Weaknesses: - A number of the proofs (given in the supplementary material) are straightforward. -The authors should make clearer which theoretical results required novel proofs and which are routine and/or follow easily from previous work. - It's not surprising that problems involving MLPs have higher complexity than problems involving FBDDs and perceptrons. - The paper of Darwiche and Marquise on the Knowledge Compilation Map should be discussed in related work. -The complexity of the minimum sufficient reason question does not seem like a particularly good measure for interpretability. It's not clear why computing a sufficient reason would need to be "minimum". Also, consider e.g. monotone DNF, which could be regarded as an easily interpretable representation. It's easy to to compute a minimum sufficient reason for a positive output, but NP-hard for a negative output.
Correctness: The results appear to be correct and carefully done (I did not check the details of all the proofs).
Clarity: Very well written.
Relation to Prior Work: Discussion of previous work is mostly good, but misses some relevant work in knowledge compilation. Darwiche and Marquis wrote a paper in 2002 entitled A Knowledge Compilation map that is closely related to this paper. It covers many representations of Boolean functions including FBDDs (not just OBDDs) and considers the complexity of a number of different queries including implication (same as check sufficient reason) and counting (closely related to count completions). In the paper, they state that implication and counting can both be done in poly time for FBDDs, and they provide justification for the statement with appropriate citations.
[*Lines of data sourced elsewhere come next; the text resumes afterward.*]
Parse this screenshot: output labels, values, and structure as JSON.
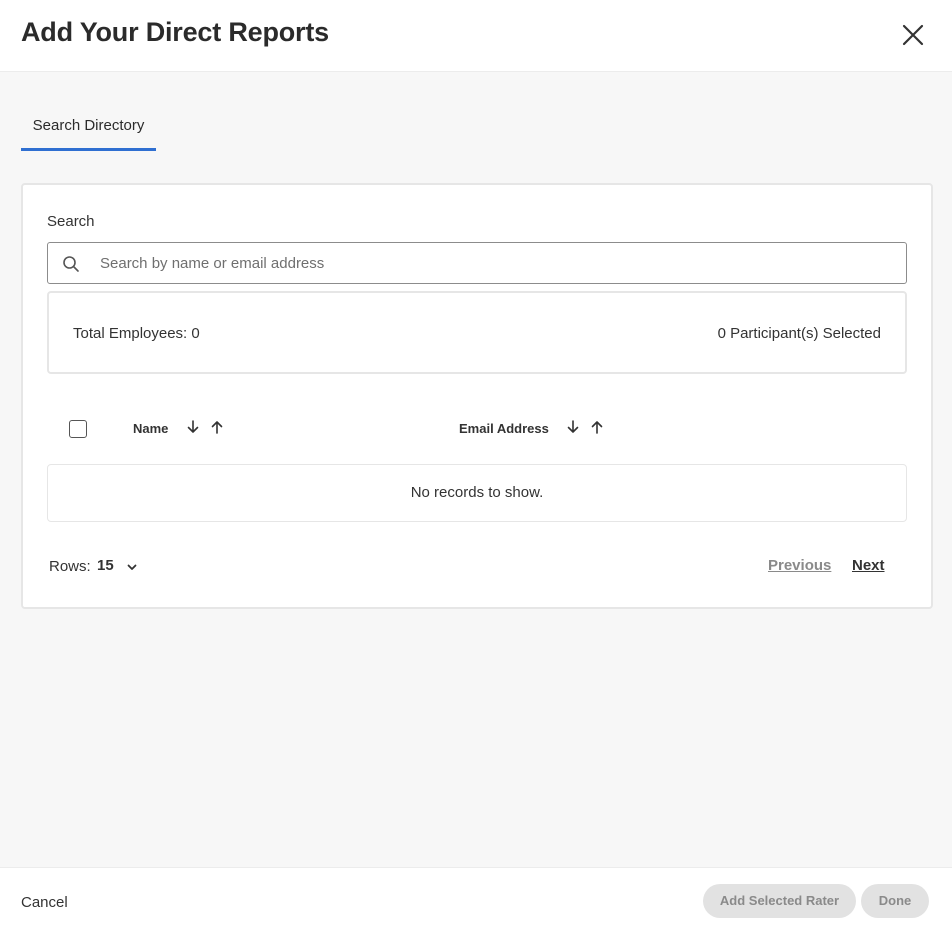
{
  "dialog": {
    "title": "Add Your Direct Reports"
  },
  "tabs": [
    {
      "label": "Search Directory",
      "active": true
    }
  ],
  "search": {
    "label": "Search",
    "placeholder": "Search by name or email address",
    "value": ""
  },
  "summary": {
    "total_employees": "Total Employees: 0",
    "selected_count": "0 Participant(s) Selected"
  },
  "table": {
    "columns": [
      "Name",
      "Email Address"
    ],
    "select_all_checked": false,
    "empty_message": "No records to show."
  },
  "pagination": {
    "rows_label": "Rows:",
    "rows_value": "15",
    "previous": "Previous",
    "next": "Next"
  },
  "footer": {
    "cancel": "Cancel",
    "add_selected": "Add Selected Rater",
    "done": "Done"
  },
  "icons": {
    "close": "close-icon",
    "search": "search-icon",
    "sort_desc": "arrow-down-icon",
    "sort_asc": "arrow-up-icon",
    "rows_dropdown": "chevron-down-icon"
  },
  "colors": {
    "accent": "#2f6fd1",
    "background": "#f7f7f7",
    "disabled_button": "#e2e2e2",
    "disabled_text": "#8a8a8a"
  }
}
Additional Feedback: Shortest implicant is Sigma_2^P complete for Boolean formulas. So it isn't necessary to reduce from Shortest Implicant Core, unless you want to prove something about depth 2 MLPs.
Summary and Contributions: The paper sets out to find a characterization of the concept of interpretability of models, and propose one in terms of computational complexity by focusing on specific kinds of post-hoc queries.
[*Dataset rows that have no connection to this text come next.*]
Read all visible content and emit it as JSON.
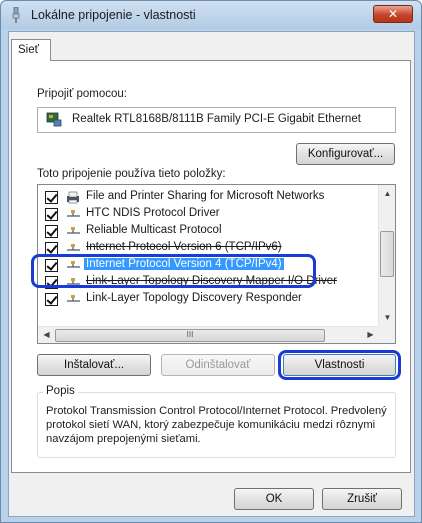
{
  "window": {
    "title": "Lokálne pripojenie - vlastnosti",
    "close_label": "✕"
  },
  "tabs": [
    {
      "label": "Sieť"
    }
  ],
  "connect_using": {
    "label": "Pripojiť pomocou:",
    "adapter_name": "Realtek RTL8168B/8111B Family PCI-E Gigabit Ethernet",
    "adapter_icon": "network-adapter-icon",
    "configure_button": "Konfigurovať..."
  },
  "items_section": {
    "label": "Toto pripojenie používa tieto položky:",
    "items": [
      {
        "label": "File and Printer Sharing for Microsoft Networks",
        "checked": true,
        "icon": "printer-sharing-icon"
      },
      {
        "label": "HTC NDIS Protocol Driver",
        "checked": true,
        "icon": "protocol-icon"
      },
      {
        "label": "Reliable Multicast Protocol",
        "checked": true,
        "icon": "protocol-icon"
      },
      {
        "label": "Internet Protocol Version 6 (TCP/IPv6)",
        "checked": true,
        "icon": "protocol-icon"
      },
      {
        "label": "Internet Protocol Version 4 (TCP/IPv4)",
        "checked": true,
        "icon": "protocol-icon",
        "selected": true
      },
      {
        "label": "Link-Layer Topology Discovery Mapper I/O Driver",
        "checked": true,
        "icon": "protocol-icon"
      },
      {
        "label": "Link-Layer Topology Discovery Responder",
        "checked": true,
        "icon": "protocol-icon"
      }
    ],
    "scroll_grip": "III"
  },
  "buttons": {
    "install": "Inštalovať...",
    "uninstall": "Odinštalovať",
    "properties": "Vlastnosti",
    "ok": "OK",
    "cancel": "Zrušiť"
  },
  "description": {
    "title": "Popis",
    "text": "Protokol Transmission Control Protocol/Internet Protocol. Predvolený protokol sietí WAN, ktorý zabezpečuje komunikáciu medzi rôznymi navzájom prepojenými sieťami."
  },
  "colors": {
    "selection": "#3399ff",
    "annotation": "#1a3bd6",
    "close_button": "#c7442a"
  }
}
Strengths: -- Important goal of pinpointing an elusive concept. -- Novel and sound complexity results. -- Relevance to the NeurIPS audience.
Weaknesses: -- The link between interpretability and complexity is made by definition, but not analyzed for adequacy. -- Related to the previous point, significance is questionable.
Correctness: All claims are sound to the extent that I checked.
Clarity: The manuscript is well written, and the authors do a good job of making the material reasonably self-contained.
Relation to Prior Work: In relation to my main concern (see below), the concept of interpretability does not seem to by linked in any way to complexity; a broader discussion of the literature might shed some light on this matter.
Additional Feedback: As mentioned above, my main concern is with the basic idea of linking -- by definition -- model interepretability with computational complexity. There does not seem to be a well-founded basis for doing this, since interpretability is, to the best of my knowledge, an inherently subjective concept. This does not mean that studying the relationship between the two is useless, but perhaps it would be more interesting to set out from a more neutral position of looking for a correlation between them and seeing where the results lead. In its current form, the conclusions seem to be largely theoretical (as the authors themselves state); this is of course not inherently a bad thing, but it's very difficult to evaluate their significance. Minor comment: Footnote 1 may be avoided or made clearer by pointing out that their exists a decision problem complexity class that "corresponds" to #P, called PP, that allows to make a fair comparison. *** AFTER REBUTTAL I have revised my score to reflect a minor change of view after reading the authors' rebuttal and the comments by other reviewers.